- **SUPPLIED ENTRIES**
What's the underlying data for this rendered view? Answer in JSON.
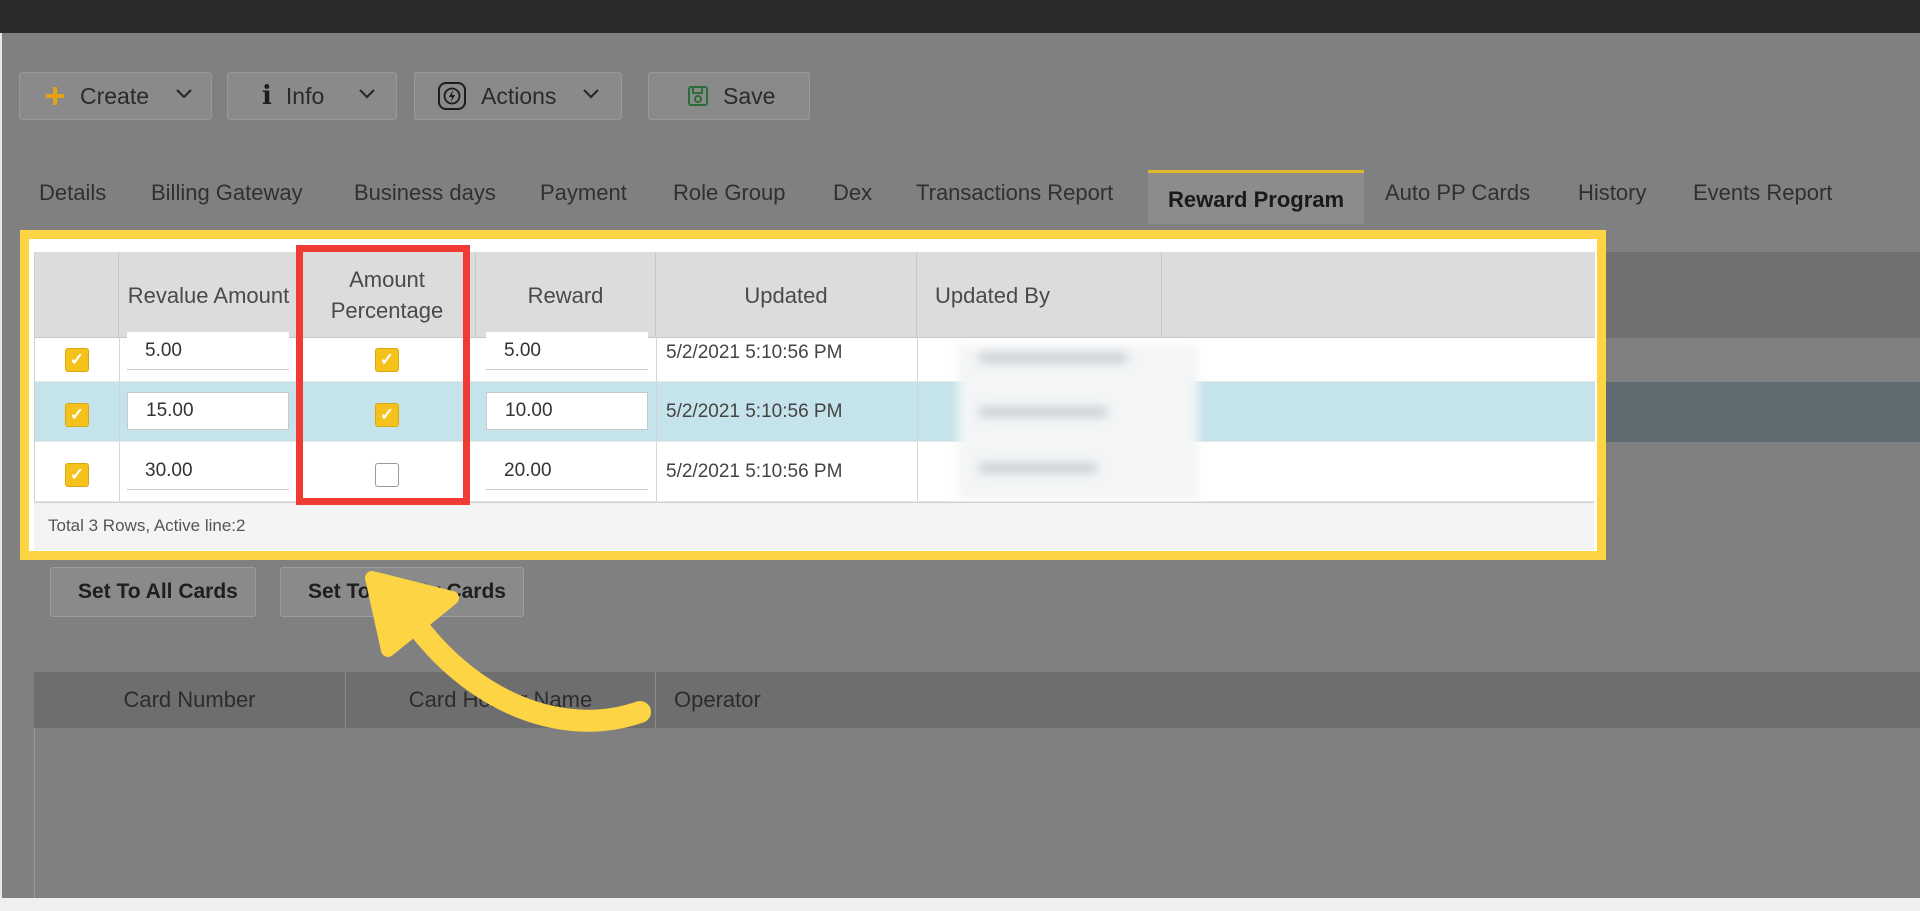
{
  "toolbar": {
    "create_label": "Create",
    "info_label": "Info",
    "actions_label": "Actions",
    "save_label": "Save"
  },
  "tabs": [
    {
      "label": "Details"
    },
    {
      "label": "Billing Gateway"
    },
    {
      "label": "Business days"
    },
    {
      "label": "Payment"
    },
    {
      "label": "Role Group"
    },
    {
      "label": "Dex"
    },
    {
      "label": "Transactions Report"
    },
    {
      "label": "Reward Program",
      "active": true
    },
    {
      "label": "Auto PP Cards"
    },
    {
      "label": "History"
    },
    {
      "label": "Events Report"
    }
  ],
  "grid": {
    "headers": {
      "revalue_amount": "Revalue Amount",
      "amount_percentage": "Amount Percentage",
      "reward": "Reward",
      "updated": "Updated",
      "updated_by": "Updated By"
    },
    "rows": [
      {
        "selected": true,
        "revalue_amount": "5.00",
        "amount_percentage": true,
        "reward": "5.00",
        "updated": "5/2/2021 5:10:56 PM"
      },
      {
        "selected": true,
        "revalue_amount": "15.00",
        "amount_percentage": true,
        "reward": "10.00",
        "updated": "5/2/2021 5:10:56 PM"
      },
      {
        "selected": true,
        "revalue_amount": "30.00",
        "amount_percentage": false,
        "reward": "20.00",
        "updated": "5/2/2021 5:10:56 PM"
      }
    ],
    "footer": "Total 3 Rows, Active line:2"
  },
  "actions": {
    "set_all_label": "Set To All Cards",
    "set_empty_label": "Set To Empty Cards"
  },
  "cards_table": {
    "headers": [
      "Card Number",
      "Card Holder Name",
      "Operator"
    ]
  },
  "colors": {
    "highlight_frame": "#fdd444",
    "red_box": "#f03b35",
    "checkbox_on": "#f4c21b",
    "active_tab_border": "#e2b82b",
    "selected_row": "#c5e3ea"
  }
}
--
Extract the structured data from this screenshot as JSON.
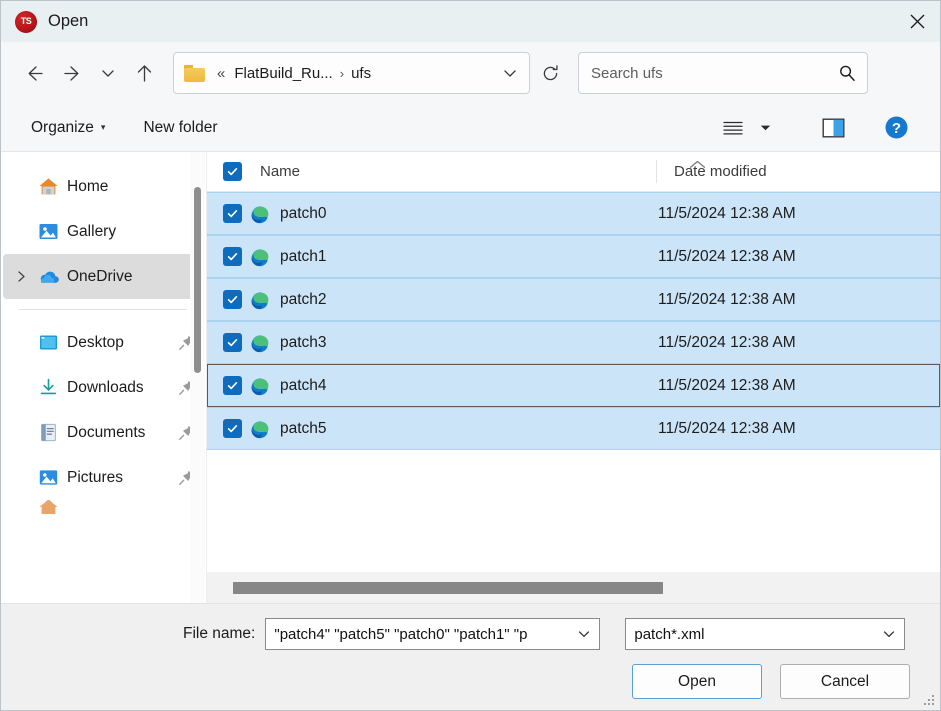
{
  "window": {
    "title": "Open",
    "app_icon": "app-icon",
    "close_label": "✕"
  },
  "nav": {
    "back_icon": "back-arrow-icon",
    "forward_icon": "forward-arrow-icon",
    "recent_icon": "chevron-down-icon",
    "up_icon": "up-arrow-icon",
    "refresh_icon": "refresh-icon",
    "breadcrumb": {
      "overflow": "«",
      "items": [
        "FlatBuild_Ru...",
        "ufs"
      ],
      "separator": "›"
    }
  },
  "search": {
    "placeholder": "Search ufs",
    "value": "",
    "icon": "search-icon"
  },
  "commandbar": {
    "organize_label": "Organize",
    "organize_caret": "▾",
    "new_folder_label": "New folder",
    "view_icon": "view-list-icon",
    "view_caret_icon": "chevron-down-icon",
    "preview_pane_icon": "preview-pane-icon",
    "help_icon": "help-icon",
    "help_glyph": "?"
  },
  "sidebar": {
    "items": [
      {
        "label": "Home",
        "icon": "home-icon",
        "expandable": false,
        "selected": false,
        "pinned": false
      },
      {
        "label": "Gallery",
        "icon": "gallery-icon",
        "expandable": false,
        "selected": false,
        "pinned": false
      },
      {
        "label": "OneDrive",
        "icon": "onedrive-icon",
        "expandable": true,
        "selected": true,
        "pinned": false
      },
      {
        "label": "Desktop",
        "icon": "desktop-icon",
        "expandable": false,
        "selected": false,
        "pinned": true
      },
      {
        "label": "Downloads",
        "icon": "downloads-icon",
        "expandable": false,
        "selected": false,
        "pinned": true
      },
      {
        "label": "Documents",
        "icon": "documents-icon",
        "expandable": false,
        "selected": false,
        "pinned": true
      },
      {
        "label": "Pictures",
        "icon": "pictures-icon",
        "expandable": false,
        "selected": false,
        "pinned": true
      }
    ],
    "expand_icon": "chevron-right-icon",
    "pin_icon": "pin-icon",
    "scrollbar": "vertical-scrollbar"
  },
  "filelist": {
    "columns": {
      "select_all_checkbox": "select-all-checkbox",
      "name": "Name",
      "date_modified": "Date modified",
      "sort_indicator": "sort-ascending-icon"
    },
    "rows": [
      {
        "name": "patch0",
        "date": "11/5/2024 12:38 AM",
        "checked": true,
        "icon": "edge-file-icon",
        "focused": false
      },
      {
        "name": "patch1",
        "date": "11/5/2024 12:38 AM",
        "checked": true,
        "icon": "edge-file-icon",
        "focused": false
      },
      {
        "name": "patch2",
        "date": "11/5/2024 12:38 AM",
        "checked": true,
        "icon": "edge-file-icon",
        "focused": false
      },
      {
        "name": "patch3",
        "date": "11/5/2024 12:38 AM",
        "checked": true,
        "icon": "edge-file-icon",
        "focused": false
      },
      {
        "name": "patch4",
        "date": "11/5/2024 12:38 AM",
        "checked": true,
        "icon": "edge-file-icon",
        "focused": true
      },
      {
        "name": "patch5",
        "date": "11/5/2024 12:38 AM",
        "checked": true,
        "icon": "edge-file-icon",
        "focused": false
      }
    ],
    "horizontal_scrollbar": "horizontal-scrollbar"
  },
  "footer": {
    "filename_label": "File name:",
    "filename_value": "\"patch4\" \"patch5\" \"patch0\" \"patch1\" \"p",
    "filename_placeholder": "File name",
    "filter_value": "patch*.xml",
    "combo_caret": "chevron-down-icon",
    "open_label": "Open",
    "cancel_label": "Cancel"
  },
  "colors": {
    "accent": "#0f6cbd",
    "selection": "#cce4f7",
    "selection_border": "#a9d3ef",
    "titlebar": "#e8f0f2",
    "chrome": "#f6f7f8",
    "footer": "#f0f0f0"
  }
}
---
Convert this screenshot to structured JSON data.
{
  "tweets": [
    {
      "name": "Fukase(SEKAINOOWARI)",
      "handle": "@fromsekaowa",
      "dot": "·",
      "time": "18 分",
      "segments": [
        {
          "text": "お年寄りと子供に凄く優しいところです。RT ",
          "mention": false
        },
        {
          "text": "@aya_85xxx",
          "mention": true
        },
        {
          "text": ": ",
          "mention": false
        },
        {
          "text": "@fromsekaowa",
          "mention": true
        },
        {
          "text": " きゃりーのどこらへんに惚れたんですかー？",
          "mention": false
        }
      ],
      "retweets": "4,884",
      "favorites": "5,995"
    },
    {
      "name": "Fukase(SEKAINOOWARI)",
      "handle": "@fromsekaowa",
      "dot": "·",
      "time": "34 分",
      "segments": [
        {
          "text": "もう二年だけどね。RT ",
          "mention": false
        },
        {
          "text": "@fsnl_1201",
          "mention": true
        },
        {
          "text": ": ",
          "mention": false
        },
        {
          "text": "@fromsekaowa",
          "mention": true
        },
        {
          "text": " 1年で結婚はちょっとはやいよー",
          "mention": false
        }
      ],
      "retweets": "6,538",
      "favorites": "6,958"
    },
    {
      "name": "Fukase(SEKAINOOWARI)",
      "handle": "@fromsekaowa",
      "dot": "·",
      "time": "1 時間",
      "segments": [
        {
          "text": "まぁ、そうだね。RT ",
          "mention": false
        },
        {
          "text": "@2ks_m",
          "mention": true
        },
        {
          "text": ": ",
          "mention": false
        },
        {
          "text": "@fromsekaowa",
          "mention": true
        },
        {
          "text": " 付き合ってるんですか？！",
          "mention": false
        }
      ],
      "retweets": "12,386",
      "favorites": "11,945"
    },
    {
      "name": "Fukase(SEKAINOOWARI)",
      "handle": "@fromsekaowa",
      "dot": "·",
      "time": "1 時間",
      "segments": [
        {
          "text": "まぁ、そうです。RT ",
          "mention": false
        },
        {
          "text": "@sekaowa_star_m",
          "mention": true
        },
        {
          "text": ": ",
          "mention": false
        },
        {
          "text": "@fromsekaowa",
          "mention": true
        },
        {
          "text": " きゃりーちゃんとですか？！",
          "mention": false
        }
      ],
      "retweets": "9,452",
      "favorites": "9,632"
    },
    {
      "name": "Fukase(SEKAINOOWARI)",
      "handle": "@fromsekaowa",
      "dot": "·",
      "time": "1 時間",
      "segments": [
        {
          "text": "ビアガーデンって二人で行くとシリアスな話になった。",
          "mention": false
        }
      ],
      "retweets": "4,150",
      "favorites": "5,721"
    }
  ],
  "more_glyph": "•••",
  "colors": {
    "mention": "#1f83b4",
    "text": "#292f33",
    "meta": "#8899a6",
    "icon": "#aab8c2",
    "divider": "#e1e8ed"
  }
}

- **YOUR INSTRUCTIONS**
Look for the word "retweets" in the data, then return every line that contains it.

- **EXPECTED ANSWER**
      "retweets": "4,884",
      "retweets": "6,538",
      "retweets": "12,386",
      "retweets": "9,452",
      "retweets": "4,150",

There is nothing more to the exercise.